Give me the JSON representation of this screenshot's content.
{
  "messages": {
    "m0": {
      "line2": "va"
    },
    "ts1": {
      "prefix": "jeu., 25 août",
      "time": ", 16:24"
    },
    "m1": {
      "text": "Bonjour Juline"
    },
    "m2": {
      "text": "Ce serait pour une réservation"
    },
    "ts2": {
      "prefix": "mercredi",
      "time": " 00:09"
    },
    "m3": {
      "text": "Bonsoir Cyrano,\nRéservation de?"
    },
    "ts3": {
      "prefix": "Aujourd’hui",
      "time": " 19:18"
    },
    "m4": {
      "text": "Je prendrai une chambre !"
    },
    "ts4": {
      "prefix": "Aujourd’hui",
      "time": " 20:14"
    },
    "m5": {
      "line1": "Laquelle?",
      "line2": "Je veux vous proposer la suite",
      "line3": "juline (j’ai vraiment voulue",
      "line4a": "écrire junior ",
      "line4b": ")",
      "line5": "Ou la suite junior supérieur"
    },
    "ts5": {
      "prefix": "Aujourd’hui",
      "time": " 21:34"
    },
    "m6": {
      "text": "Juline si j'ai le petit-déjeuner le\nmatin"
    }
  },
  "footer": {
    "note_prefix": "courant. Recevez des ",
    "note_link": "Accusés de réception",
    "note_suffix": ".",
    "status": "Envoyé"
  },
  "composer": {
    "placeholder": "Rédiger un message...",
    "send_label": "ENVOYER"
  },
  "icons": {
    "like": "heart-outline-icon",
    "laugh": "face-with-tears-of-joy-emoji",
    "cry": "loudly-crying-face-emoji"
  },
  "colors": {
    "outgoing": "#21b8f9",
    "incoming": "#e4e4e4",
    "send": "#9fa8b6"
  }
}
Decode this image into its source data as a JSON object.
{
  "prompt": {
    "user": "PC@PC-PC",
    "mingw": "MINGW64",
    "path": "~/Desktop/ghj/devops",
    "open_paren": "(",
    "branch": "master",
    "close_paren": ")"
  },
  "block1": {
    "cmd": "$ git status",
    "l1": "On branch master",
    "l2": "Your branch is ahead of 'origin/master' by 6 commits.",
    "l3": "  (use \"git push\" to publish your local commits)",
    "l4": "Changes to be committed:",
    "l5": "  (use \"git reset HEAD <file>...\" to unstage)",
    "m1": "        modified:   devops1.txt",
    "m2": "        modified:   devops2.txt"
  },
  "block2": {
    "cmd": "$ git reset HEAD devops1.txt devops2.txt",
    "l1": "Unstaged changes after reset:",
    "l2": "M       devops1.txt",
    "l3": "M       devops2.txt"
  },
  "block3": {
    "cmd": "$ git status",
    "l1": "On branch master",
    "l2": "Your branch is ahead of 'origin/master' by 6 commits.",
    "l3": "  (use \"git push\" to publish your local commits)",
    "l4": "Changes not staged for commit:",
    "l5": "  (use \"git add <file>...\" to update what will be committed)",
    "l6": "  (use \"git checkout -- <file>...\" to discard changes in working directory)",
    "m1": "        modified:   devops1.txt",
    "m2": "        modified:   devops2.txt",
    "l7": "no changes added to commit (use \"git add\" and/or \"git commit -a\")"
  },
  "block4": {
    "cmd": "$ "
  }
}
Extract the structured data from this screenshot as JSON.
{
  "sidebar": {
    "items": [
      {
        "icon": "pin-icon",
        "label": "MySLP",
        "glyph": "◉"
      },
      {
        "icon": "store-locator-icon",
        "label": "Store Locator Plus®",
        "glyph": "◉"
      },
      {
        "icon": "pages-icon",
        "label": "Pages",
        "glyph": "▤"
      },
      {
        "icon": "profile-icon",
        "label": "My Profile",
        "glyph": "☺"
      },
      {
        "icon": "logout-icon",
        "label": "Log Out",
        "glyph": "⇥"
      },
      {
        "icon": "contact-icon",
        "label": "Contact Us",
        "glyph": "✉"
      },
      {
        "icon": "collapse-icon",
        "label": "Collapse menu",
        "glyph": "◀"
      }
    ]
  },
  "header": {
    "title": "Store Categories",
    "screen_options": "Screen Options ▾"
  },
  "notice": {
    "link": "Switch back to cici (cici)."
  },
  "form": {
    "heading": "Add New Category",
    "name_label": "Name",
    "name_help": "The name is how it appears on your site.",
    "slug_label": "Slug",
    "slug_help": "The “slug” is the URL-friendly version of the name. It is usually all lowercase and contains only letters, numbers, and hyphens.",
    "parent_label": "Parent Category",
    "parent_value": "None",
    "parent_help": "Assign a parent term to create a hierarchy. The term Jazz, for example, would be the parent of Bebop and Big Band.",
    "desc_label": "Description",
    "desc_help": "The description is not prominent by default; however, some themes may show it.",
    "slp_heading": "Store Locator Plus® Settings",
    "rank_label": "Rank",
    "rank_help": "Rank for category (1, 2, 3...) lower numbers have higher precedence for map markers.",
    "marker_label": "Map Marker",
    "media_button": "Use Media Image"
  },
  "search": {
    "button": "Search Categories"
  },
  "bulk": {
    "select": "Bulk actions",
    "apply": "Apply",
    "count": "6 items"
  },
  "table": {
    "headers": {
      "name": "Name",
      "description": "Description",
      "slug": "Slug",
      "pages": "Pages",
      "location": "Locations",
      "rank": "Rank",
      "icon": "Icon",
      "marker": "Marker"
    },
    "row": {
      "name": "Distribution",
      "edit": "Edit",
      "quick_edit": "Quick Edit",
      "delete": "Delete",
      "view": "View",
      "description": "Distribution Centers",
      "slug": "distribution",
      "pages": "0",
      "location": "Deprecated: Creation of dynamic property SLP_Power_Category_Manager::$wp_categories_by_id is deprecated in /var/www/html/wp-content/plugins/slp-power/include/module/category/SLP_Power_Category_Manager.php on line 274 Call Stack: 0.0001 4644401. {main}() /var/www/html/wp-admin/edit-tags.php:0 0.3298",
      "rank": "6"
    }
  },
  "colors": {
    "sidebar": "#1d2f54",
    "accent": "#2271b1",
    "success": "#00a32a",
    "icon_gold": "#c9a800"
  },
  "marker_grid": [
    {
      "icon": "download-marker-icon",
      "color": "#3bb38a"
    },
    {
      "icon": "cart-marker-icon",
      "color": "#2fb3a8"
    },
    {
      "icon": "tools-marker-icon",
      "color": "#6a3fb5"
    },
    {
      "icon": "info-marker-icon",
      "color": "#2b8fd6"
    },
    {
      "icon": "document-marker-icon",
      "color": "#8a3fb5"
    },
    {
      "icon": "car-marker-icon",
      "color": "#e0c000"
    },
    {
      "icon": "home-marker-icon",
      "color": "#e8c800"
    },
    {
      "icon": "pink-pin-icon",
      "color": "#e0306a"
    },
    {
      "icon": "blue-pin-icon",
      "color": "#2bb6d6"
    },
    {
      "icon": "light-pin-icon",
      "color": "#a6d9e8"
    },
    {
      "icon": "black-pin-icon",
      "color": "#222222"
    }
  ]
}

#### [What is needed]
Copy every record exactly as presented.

#### [Task response]
Give me the JSON representation of this screenshot's content.
{
  "messages": {
    "m0": {
      "line2": "va"
    },
    "ts1": {
      "prefix": "jeu., 25 août",
      "time": ", 16:24"
    },
    "m1": {
      "text": "Bonjour Juline"
    },
    "m2": {
      "text": "Ce serait pour une réservation"
    },
    "ts2": {
      "prefix": "mercredi",
      "time": " 00:09"
    },
    "m3": {
      "text": "Bonsoir Cyrano,\nRéservation de?"
    },
    "ts3": {
      "prefix": "Aujourd’hui",
      "time": " 19:18"
    },
    "m4": {
      "text": "Je prendrai une chambre !"
    },
    "ts4": {
      "prefix": "Aujourd’hui",
      "time": " 20:14"
    },
    "m5": {
      "line1": "Laquelle?",
      "line2": "Je veux vous proposer la suite",
      "line3": "juline (j’ai vraiment voulue",
      "line4a": "écrire junior ",
      "line4b": ")",
      "line5": "Ou la suite junior supérieur"
    },
    "ts5": {
      "prefix": "Aujourd’hui",
      "time": " 21:34"
    },
    "m6": {
      "text": "Juline si j'ai le petit-déjeuner le\nmatin"
    }
  },
  "footer": {
    "note_prefix": "courant. Recevez des ",
    "note_link": "Accusés de réception",
    "note_suffix": ".",
    "status": "Envoyé"
  },
  "composer": {
    "placeholder": "Rédiger un message...",
    "send_label": "ENVOYER"
  },
  "icons": {
    "like": "heart-outline-icon",
    "laugh": "face-with-tears-of-joy-emoji",
    "cry": "loudly-crying-face-emoji"
  },
  "colors": {
    "outgoing": "#21b8f9",
    "incoming": "#e4e4e4",
    "send": "#9fa8b6"
  }
}
Decode this image into its source data as a JSON object.
{
  "prompt": {
    "user": "PC@PC-PC",
    "mingw": "MINGW64",
    "path": "~/Desktop/ghj/devops",
    "open_paren": "(",
    "branch": "master",
    "close_paren": ")"
  },
  "block1": {
    "cmd": "$ git status",
    "l1": "On branch master",
    "l2": "Your branch is ahead of 'origin/master' by 6 commits.",
    "l3": "  (use \"git push\" to publish your local commits)",
    "l4": "Changes to be committed:",
    "l5": "  (use \"git reset HEAD <file>...\" to unstage)",
    "m1": "        modified:   devops1.txt",
    "m2": "        modified:   devops2.txt"
  },
  "block2": {
    "cmd": "$ git reset HEAD devops1.txt devops2.txt",
    "l1": "Unstaged changes after reset:",
    "l2": "M       devops1.txt",
    "l3": "M       devops2.txt"
  },
  "block3": {
    "cmd": "$ git status",
    "l1": "On branch master",
    "l2": "Your branch is ahead of 'origin/master' by 6 commits.",
    "l3": "  (use \"git push\" to publish your local commits)",
    "l4": "Changes not staged for commit:",
    "l5": "  (use \"git add <file>...\" to update what will be committed)",
    "l6": "  (use \"git checkout -- <file>...\" to discard changes in working directory)",
    "m1": "        modified:   devops1.txt",
    "m2": "        modified:   devops2.txt",
    "l7": "no changes added to commit (use \"git add\" and/or \"git commit -a\")"
  },
  "block4": {
    "cmd": "$ "
  }
}
Extract the structured data from this screenshot as JSON.
{
  "sidebar": {
    "items": [
      {
        "icon": "pin-icon",
        "label": "MySLP",
        "glyph": "◉"
      },
      {
        "icon": "store-locator-icon",
        "label": "Store Locator Plus®",
        "glyph": "◉"
      },
      {
        "icon": "pages-icon",
        "label": "Pages",
        "glyph": "▤"
      },
      {
        "icon": "profile-icon",
        "label": "My Profile",
        "glyph": "☺"
      },
      {
        "icon": "logout-icon",
        "label": "Log Out",
        "glyph": "⇥"
      },
      {
        "icon": "contact-icon",
        "label": "Contact Us",
        "glyph": "✉"
      },
      {
        "icon": "collapse-icon",
        "label": "Collapse menu",
        "glyph": "◀"
      }
    ]
  },
  "header": {
    "title": "Store Categories",
    "screen_options": "Screen Options ▾"
  },
  "notice": {
    "link": "Switch back to cici (cici)."
  },
  "form": {
    "heading": "Add New Category",
    "name_label": "Name",
    "name_help": "The name is how it appears on your site.",
    "slug_label": "Slug",
    "slug_help": "The “slug” is the URL-friendly version of the name. It is usually all lowercase and contains only letters, numbers, and hyphens.",
    "parent_label": "Parent Category",
    "parent_value": "None",
    "parent_help": "Assign a parent term to create a hierarchy. The term Jazz, for example, would be the parent of Bebop and Big Band.",
    "desc_label": "Description",
    "desc_help": "The description is not prominent by default; however, some themes may show it.",
    "slp_heading": "Store Locator Plus® Settings",
    "rank_label": "Rank",
    "rank_help": "Rank for category (1, 2, 3...) lower numbers have higher precedence for map markers.",
    "marker_label": "Map Marker",
    "media_button": "Use Media Image"
  },
  "search": {
    "button": "Search Categories"
  },
  "bulk": {
    "select": "Bulk actions",
    "apply": "Apply",
    "count": "6 items"
  },
  "table": {
    "headers": {
      "name": "Name",
      "description": "Description",
      "slug": "Slug",
      "pages": "Pages",
      "location": "Locations",
      "rank": "Rank",
      "icon": "Icon",
      "marker": "Marker"
    },
    "row": {
      "name": "Distribution",
      "edit": "Edit",
      "quick_edit": "Quick Edit",
      "delete": "Delete",
      "view": "View",
      "description": "Distribution Centers",
      "slug": "distribution",
      "pages": "0",
      "location": "Deprecated: Creation of dynamic property SLP_Power_Category_Manager::$wp_categories_by_id is deprecated in /var/www/html/wp-content/plugins/slp-power/include/module/category/SLP_Power_Category_Manager.php on line 274 Call Stack: 0.0001 4644401. {main}() /var/www/html/wp-admin/edit-tags.php:0 0.3298",
      "rank": "6"
    }
  },
  "colors": {
    "sidebar": "#1d2f54",
    "accent": "#2271b1",
    "success": "#00a32a",
    "icon_gold": "#c9a800"
  },
  "marker_grid": [
    {
      "icon": "download-marker-icon",
      "color": "#3bb38a"
    },
    {
      "icon": "cart-marker-icon",
      "color": "#2fb3a8"
    },
    {
      "icon": "tools-marker-icon",
      "color": "#6a3fb5"
    },
    {
      "icon": "info-marker-icon",
      "color": "#2b8fd6"
    },
    {
      "icon": "document-marker-icon",
      "color": "#8a3fb5"
    },
    {
      "icon": "car-marker-icon",
      "color": "#e0c000"
    },
    {
      "icon": "home-marker-icon",
      "color": "#e8c800"
    },
    {
      "icon": "pink-pin-icon",
      "color": "#e0306a"
    },
    {
      "icon": "blue-pin-icon",
      "color": "#2bb6d6"
    },
    {
      "icon": "light-pin-icon",
      "color": "#a6d9e8"
    },
    {
      "icon": "black-pin-icon",
      "color": "#222222"
    }
  ]
}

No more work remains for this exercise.